BitMEX published a report this week titled, “Anatomy of the Next Global Financial Crisis,” which discusses multiple details to answer a single question – “When is the next global financial crisis going to happen?” Though this information is based off of the current trends and information in the market, consumers would likely benefit from knowing what to prepare for.
The last financial crisis happened in 2008, during a time when banks were largely the biggest risk. However, Bitcoin was born out of this crisis, and there is been a lot of change to come from the industry ever since. Due to the current asset management industry, BitMEX makes one of their first predictions – threats will not likely be geared towards retail banking deposits and payment systems. Instead, the fragile area of the industry will most likely be “corporate debt investment funds and unconventional debt investment vehicles.” The report states that these areas of the sector have a low return and low volatility.

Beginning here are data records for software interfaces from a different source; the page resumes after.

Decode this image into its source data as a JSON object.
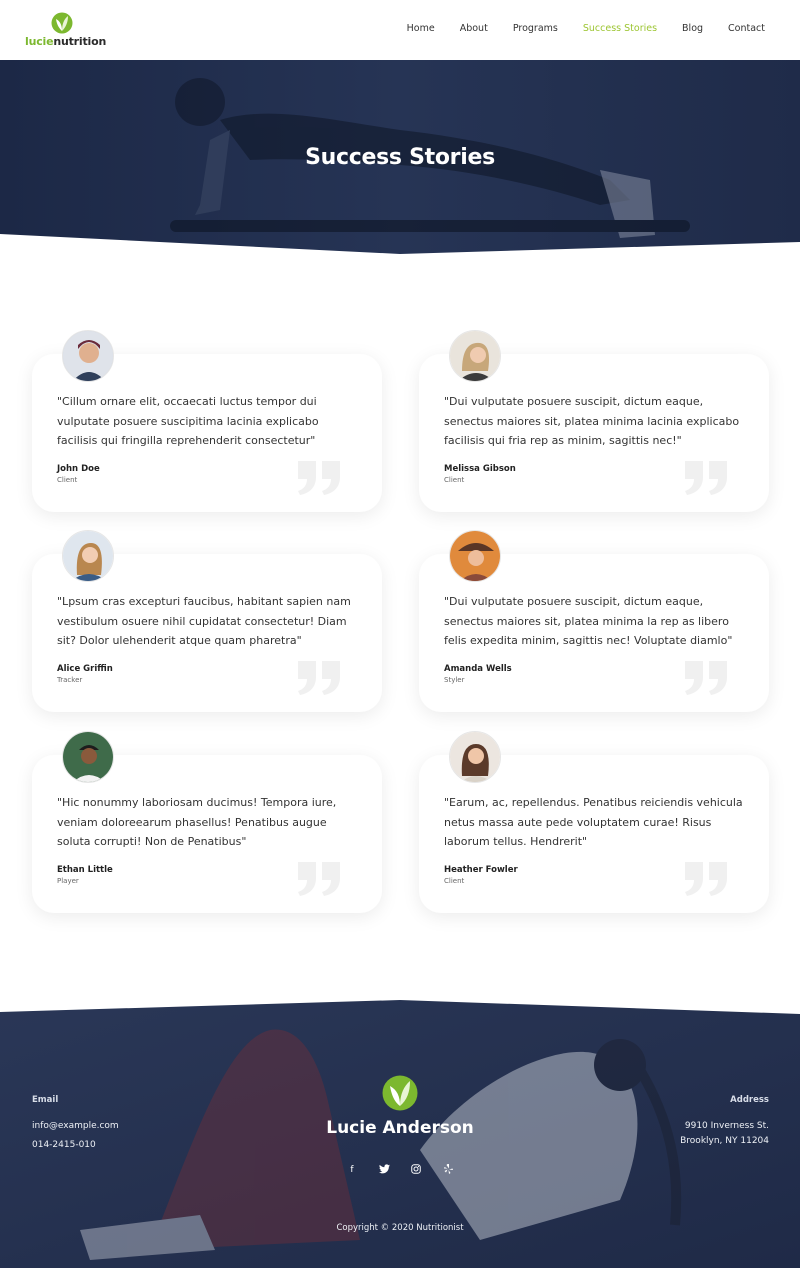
{
  "brand": {
    "part1": "lucie",
    "part2": "nutrition"
  },
  "nav": {
    "items": [
      {
        "label": "Home"
      },
      {
        "label": "About"
      },
      {
        "label": "Programs"
      },
      {
        "label": "Success Stories"
      },
      {
        "label": "Blog"
      },
      {
        "label": "Contact"
      }
    ],
    "active_index": 3
  },
  "hero": {
    "title": "Success Stories"
  },
  "testimonials": [
    {
      "quote": "\"Cillum ornare elit, occaecati luctus tempor dui vulputate posuere suscipitima lacinia explicabo facilisis qui fringilla reprehenderit consectetur\"",
      "name": "John Doe",
      "role": "Client"
    },
    {
      "quote": "\"Dui vulputate posuere suscipit, dictum eaque, senectus maiores sit, platea minima lacinia explicabo facilisis qui fria rep as minim, sagittis nec!\"",
      "name": "Melissa Gibson",
      "role": "Client"
    },
    {
      "quote": "\"Lpsum cras excepturi faucibus, habitant sapien nam vestibulum osuere nihil cupidatat consectetur! Diam sit? Dolor ulehenderit atque quam pharetra\"",
      "name": "Alice Griffin",
      "role": "Tracker"
    },
    {
      "quote": "\"Dui vulputate posuere suscipit, dictum eaque, senectus maiores sit, platea minima la rep as libero felis expedita minim, sagittis nec! Voluptate diamlo\"",
      "name": "Amanda Wells",
      "role": "Styler"
    },
    {
      "quote": "\"Hic nonummy laboriosam ducimus! Tempora iure, veniam doloreearum phasellus! Penatibus augue soluta corrupti! Non de Penatibus\"",
      "name": "Ethan Little",
      "role": "Player"
    },
    {
      "quote": "\"Earum, ac, repellendus. Penatibus reiciendis vehicula netus massa aute pede voluptatem curae! Risus laborum tellus. Hendrerit\"",
      "name": "Heather Fowler",
      "role": "Client"
    }
  ],
  "footer": {
    "email_label": "Email",
    "email": "info@example.com",
    "phone": "014-2415-010",
    "name": "Lucie Anderson",
    "address_label": "Address",
    "address_line1": "9910 Inverness St.",
    "address_line2": "Brooklyn, NY 11204",
    "social_icons": [
      "facebook-icon",
      "twitter-icon",
      "instagram-icon",
      "yelp-icon"
    ],
    "copyright": "Copyright © 2020 Nutritionist"
  },
  "colors": {
    "accent_green": "#7cb82f",
    "nav_active": "#9cc531",
    "hero_overlay": "#1e2a48",
    "footer_overlay": "#23304f"
  }
}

The report claims that there are three specific assumptions that the public makes about an upcoming crisis that are implied by the question that BitMEX hopes to answer. Those assumptions are:

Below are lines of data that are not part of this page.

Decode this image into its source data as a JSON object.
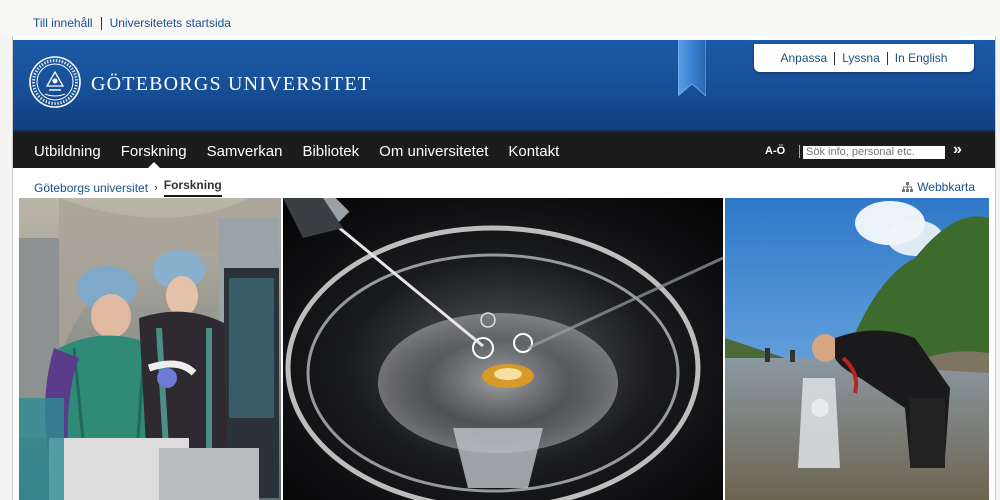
{
  "skip_links": [
    "Till innehåll",
    "Universitetets startsida"
  ],
  "brand": {
    "name": "GÖTEBORGS UNIVERSITET",
    "seal_text": "UNIVERSITAS GOTHOBURGENSIS",
    "seal_year": "1891",
    "color": "#1a56a0"
  },
  "tools": [
    "Anpassa",
    "Lyssna",
    "In English"
  ],
  "nav": {
    "items": [
      "Utbildning",
      "Forskning",
      "Samverkan",
      "Bibliotek",
      "Om universitetet",
      "Kontakt"
    ],
    "active": "Forskning",
    "az_label": "A-Ö",
    "search_placeholder": "Sök info, personal etc.",
    "search_go": "»"
  },
  "breadcrumb": {
    "root": "Göteborgs universitet",
    "separator": "›",
    "current": "Forskning"
  },
  "sitemap_label": "Webbkarta",
  "photos": [
    {
      "subject": "medical-researchers-photo"
    },
    {
      "subject": "petri-dish-micropipette-photo"
    },
    {
      "subject": "field-research-in-water-photo"
    }
  ]
}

- “The next global financial crisis will arrive in the next few years and it’s inevitable one will occur every decade or so.”
- “Such a crisis will have a positive impact on the price of Bitcoin.”
- “The next global financial crisis will look similar to the last one, resulting in many questioning the integrity of the banking system and electronic payment systems.”
BitMEX does not agree with any of the assumptions but the first, though saying that the others have “significant uncertainty about them”
In the last 10 years, one of the biggest changes in the banking industry has been the improved strength of capital ratios and bank balance sheets. However, in western banks, BitMEX points out a steep decline in total asset in aggregate. The report says, “In our view, financial leverage is one of the primary drivers of financial risk. The epicenter of risk in the financial system appears to have shifted since 2008. In 2008, the risk was caused by leverage in the banking system and the interrelationships between this and the securitization of the mortgage market. Today, the equivalent risk is leverage in the asset management industry and in particular the corporate debt sector, driven by the deceptively low volatility environment.”
The leverage and transparency of the asset management industry is “far more opaque,” says the report. There is no way to truly figure out the leverage that this industry has, or so there can’t be any prediction of the timing of a financial crisis through that leverage. The report references an article from the 2015 Bank of International Settlement (BIS) report entitled “Leverage on the buy side.”
In the report, the writers point out how substantial of a role that leverage played in the global financial crisis 11 years ago. However, to remedy these problems, the BIS report discusses how asset managers “have quickly increased their footprint in global financing, helped by the sharp retrenchment of banks nursing their balance sheets back to health. Balance sheet information for investment funds is much less readily available than for highly regulated banks.” The report continues, pointing out that the varying leverage for the “buy side” (asset managers) is substantial, though it “seems to vary considerably depending on the type of fund.”
The traditional financial system obviously finds more necessity in banks, rather than asset managers. Even with new pressure from the economy, both retail and corporate deposits should not have to worry, which will hopefully mean a less significant crisis than what the public experienced last time. The report adds, “However, critically, the potential for government intervention to mitigate the impacts of the crisis may be more limited than in 2008.”
Finally, in the last paragraph of the report, BitMEX returns to the original question – when will this crisis happen? As if there could be any other answer, they “obviously do not know.” They comment that all of the charts included in their report shows that there are problems, but there’s no indication that a crisis is imminent or years from now. Profiting from these events is even more difficult.
The company concludes, “Maybe one could construct a portfolio of VIX calls, long dated corporate bond ETF puts, index-linked government bonds, hedge funds specializing in volatility, gold and maybe to a lesser extent, even Bitcoin. Again, although one cannot know when these events will occur, perhaps now is a time to adjust one’s investment portfolio.”